The Blue Knights felt an obligation. To their fans. To their members. And to Denver.
A downpour on Broncos Stadium at Mile High had postponed the corps' home show, putting in jeopardy some members’ lone chance to perform in front of their friends and family.
After a few waiting hours and when conditions finally cleared, it was decided that the 10 corps would each do a 10-minute standstill performance. Better than no performance? Sure. But the Blue Knights were eager to knock the socks off their home crowd, a task that grows much more arduous without a full performing arsenal.
So, they went against the norm. Not up against a time limit as the show’s final performer, they weren’t going to let some rain deter them from pleasing the home fans.
“They come out with the decision that we’re going to do a standstill and we start to get ready for that and upper management was like, ‘You know what? No,’” fourth-year drum major Daniel Belcher said. “‘We’re going on last. It’s the home crowd, we’ve got to give Denver what they deserve.’
“The energy coming out here was phenomenal. This show for most of the corps is their favorite show, even more than [the DCI World Championship] Finals.”
With the DCI Southwestern Championship presented by Fred J. Miller, Inc. less than a week away, Belcher is confident the spark of Saturday's Denver performance will push his corps’ excitement and energy levels over the top for the season’s late stretch.
“I think the home show is going to be a huge jump for us,” he said. “The energy leaving the field tonight, I think that’s going to do a lot for us heading into the rest of the tour, heading into Texas week, getting ready for that, I think we’ve got a huge energy bump right now, riding high.”

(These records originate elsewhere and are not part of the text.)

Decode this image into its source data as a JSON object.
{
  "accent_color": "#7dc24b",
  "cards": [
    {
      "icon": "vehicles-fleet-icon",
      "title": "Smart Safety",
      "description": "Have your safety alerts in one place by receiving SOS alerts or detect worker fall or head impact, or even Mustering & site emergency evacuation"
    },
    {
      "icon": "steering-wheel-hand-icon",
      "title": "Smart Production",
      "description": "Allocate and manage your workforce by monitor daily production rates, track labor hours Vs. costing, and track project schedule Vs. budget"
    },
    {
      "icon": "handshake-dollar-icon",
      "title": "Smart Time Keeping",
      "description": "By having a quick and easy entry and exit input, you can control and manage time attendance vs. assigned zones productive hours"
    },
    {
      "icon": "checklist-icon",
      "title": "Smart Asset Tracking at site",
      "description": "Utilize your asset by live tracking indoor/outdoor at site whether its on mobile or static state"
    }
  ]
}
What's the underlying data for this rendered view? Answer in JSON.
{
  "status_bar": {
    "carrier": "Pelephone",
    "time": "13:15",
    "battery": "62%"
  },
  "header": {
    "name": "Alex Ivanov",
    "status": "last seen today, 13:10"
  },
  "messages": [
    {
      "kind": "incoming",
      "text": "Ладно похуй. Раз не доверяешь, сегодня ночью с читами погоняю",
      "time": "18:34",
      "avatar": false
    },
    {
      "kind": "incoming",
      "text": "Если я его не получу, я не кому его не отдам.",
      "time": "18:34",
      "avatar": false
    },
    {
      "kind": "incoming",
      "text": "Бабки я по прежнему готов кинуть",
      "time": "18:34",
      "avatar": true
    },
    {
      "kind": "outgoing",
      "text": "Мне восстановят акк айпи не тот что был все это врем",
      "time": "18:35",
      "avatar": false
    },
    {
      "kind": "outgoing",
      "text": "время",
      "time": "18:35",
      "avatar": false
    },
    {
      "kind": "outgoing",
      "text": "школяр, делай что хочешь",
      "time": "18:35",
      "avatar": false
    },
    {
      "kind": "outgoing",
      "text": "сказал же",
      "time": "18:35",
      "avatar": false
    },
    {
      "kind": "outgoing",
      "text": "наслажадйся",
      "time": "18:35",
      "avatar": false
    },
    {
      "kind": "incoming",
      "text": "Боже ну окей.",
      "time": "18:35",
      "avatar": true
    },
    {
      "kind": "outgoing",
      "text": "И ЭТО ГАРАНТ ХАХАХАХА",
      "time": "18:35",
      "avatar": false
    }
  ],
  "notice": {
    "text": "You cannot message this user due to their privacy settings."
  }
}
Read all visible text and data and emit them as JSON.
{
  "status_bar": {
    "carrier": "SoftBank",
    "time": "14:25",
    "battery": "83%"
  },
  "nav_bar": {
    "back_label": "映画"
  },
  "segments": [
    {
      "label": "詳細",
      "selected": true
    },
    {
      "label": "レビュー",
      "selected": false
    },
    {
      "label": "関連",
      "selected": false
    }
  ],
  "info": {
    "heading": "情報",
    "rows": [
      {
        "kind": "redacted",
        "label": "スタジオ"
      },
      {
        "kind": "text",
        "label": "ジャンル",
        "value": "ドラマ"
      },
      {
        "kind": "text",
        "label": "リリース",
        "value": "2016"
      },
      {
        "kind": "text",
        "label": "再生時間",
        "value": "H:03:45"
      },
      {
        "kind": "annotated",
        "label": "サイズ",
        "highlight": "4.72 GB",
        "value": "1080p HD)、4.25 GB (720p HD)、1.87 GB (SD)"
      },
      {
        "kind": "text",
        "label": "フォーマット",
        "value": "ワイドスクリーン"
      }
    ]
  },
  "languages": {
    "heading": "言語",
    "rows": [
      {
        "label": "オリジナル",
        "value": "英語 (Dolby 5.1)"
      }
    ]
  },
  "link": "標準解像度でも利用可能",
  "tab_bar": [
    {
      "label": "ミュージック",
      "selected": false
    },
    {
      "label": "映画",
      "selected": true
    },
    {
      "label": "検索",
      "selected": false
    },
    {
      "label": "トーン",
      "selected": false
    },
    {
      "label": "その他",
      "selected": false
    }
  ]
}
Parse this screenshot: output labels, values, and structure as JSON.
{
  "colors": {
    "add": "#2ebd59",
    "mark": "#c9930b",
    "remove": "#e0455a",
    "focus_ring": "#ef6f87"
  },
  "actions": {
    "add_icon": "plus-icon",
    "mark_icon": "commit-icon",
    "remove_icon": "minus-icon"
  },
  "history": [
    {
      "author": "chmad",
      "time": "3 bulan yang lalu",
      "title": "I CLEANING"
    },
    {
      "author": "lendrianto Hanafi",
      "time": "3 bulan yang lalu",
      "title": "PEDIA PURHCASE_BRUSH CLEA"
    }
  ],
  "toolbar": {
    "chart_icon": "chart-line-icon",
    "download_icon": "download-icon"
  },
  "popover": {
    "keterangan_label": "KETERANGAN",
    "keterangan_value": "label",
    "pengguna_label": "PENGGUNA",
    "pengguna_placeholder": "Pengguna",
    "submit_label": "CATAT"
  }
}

Blue Knights weren’t judged at Saturday’s event, but based upon their last few competitions, the Denver corps is on pace for one of the better seasons in its 61-year history. Wednesday in Ogden, Utah, Blue Knights broke 80 points, which matched the earliest in a given season that the corps has reached that threshold in more than a decade.
Since Saturday’s Denver event wasn’t adjudicated, the corps went nearly a week without receiving another score, but made major noise in its first midwest performance, pushing ahead of The Cadets for the first time ever.
Belcher is the first to admit competitive success isn’t everything. That’s not to say, though, that it isn’t a nice added bonus.
“The progress the corps has made has been absolutely phenomenal,” he said. “Not just on the competitive side but the cultural side. We’ve put in a lot of work to create a corps ... our goal as a drum corps is to be the kindest drum corps in DCI. To be the most socially cohesive. And to have one of the best member experiences. That’s been top on the table this year.”
Belcher is in his age-out year. Like most in his situation, he’s still coping with that fact. Instead of sulking over it, though, he’s using it as motivation to be the best version of himself and benefit those around him.
“My biggest goal for my age-out, and how I’m going to come to terms with my age-out, is when I’m done, I want to feel like I have nothing left to give,” he said. “Nothing left to give — Like if I had another year it would just be redundant. I want to make a difference to the lives of the people here and then I’ll be satisfied.”